Hard to imagine but believe it or not, Star Wars didn’t have a plush platform to be brought up on. The studio wasn’t very supportive and the special effects were thrown in using discarded plans, toy kits and old dolls! You’d be surprised to know that a lot of things that propelled Star Wars to fame was actually accidental.
Take a look at these 5 accidents and marvel at them;
5. A Lazy Model Maker invented the Iconic Death Star Trench Battle
Being one of the most loved sequences, the Meridian Trench wrapping around the Death Star is still what many dream of. Surprisingly, this concept was made by Colin Cantwell who was one lazy gentleman.
Cantwell built concept models which George Lucas held in his hands and studied them with ease. The Death Star was Cantwell’s baby but the problem was that the material from which it was made had a tendency to shrink. This resulted in the two dome-shaped halves not meeting up in the centre and leaving a gap.
Since filling the gap would mean extra work, Cantwell called up Lucas suggesting that he re-write the scene of the final battle including the gap as part of the original script. The gap/ ditch was meant to add thrill to the sequence of the battle where the Rebel pilots would dive and zip their way through. What a battle it was! Commendable till date.
4. Off-Shelf Toys Made Models
Lorne Peterson was brainy enough to look for jiffy alternatives in sculpting tiny versions of Luke and Obi-Wan. He simply took two Steve Austin action figures and clothed them in their robes after mildly disguising them. This worked brilliantly since the shooting was done from a distance and for a short while. The prop was very effective and very much Luke and Obi-Wan!
Kitbashing is another technique which was highly popular when it came to giving special effects. It comprises of plundering model tanks and model military aircraft for hi-tech-looking plastic pieces which are then glued together to make an even better and far superior model.Recalling the “Return of the Jedi,” an entire X-wing model was used off the shelf!

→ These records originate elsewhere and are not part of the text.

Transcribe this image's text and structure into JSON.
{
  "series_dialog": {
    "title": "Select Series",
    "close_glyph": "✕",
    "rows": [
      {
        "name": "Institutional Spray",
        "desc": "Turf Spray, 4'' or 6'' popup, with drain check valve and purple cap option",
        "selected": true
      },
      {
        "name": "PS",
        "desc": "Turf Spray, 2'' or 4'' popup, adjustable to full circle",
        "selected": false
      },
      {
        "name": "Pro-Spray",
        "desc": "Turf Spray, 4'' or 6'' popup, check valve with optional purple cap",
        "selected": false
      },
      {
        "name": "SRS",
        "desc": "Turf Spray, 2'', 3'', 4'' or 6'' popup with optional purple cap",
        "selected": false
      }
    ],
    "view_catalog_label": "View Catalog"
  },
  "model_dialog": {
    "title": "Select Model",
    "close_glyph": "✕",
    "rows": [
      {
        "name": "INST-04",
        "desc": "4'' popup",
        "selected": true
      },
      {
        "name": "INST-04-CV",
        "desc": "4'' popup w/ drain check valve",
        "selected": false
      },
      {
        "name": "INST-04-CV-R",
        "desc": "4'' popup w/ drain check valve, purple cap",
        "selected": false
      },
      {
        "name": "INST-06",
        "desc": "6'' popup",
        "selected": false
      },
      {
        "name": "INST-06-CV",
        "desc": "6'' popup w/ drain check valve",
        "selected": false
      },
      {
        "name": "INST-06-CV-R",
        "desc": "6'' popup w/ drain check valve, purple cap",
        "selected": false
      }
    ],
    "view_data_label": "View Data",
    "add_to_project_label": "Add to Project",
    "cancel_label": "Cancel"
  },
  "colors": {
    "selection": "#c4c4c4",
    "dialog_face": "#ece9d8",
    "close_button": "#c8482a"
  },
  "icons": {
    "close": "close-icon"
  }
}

3. Cheap and Poorly Painted Plastic was used as the Stormtrooper Armor
The fact that some props look very dull, drab and cheap isn’t new. Take a closer look at Stormtrooper’s costumes in the first two films and you’ll understand what I’m talking about.Incidentally, Andrew Ainsworth was the man behind this costume and he was, by profession, hold your breath, a man who made fish ponds and canoes! The Stormtrooper’s helmets were made from polythene plastic of high density which had a greenish tinge.
To do away with the tinge, Ainsworth bombarded the helmets with white automotive paint and presto, you now had white helmets! The quality however, was poor.It was in “The Empire Strikes Back,” that new helmets were used, oh wait, were they? Nope, the old helmets were reused with a fresh coat of paint. Talk of being pathetic!
Finally, new helmets were used in “Return Of the Jedi ” but in these, the right side of the mould collapsed giving the Stormtroopers an assymetrical face. Ouch!
2. The Recycling Funda
Since time and money saving were the two most precious things in Star Wars, recycling helped in saving both. Andrew Ainsworth reused armor models, mixed them and created a range of new helmets for various characters.The AT-AT driver helmets are in fact, TIE pilot helmets painted in a light shade of gray. Also, Rebel troop’s helmets are identical to Death Star’s. It’s just that they are painted white and are without the face shield, also add to this list, the CZ droid has C-3PO’s legs! It’s funny, but fans of Star Wars have made a game which aims at figuring out the number of times bounty hunter IG-88 has been reused as a background prop!Cycling, cycling, recycling everywhere…
1. Original “Millennium Falcon” Was Repurposed For A Little Part
Initially, the “Millenium Falcon” resembled the “Eagle” which featured in “Space: 1999.” Once the similarities between the two had been established, “Millenium Falcom” had to be redesigned.Since the designers didn’t want to start from scratch, they simply made a few changes for scale and rechristened it “Tantive IV.” This was one of the largest and intricately detailed models of “Star Wars.” It’s duration on screen was for barely thirty seconds.In actuality, Star Destroyer is a dwarf in comparison to the 6 foot Tantive IV but the difference is impossible to tell thanks to the gimmicks in Hollywood.
Now, that’s what I call special effects!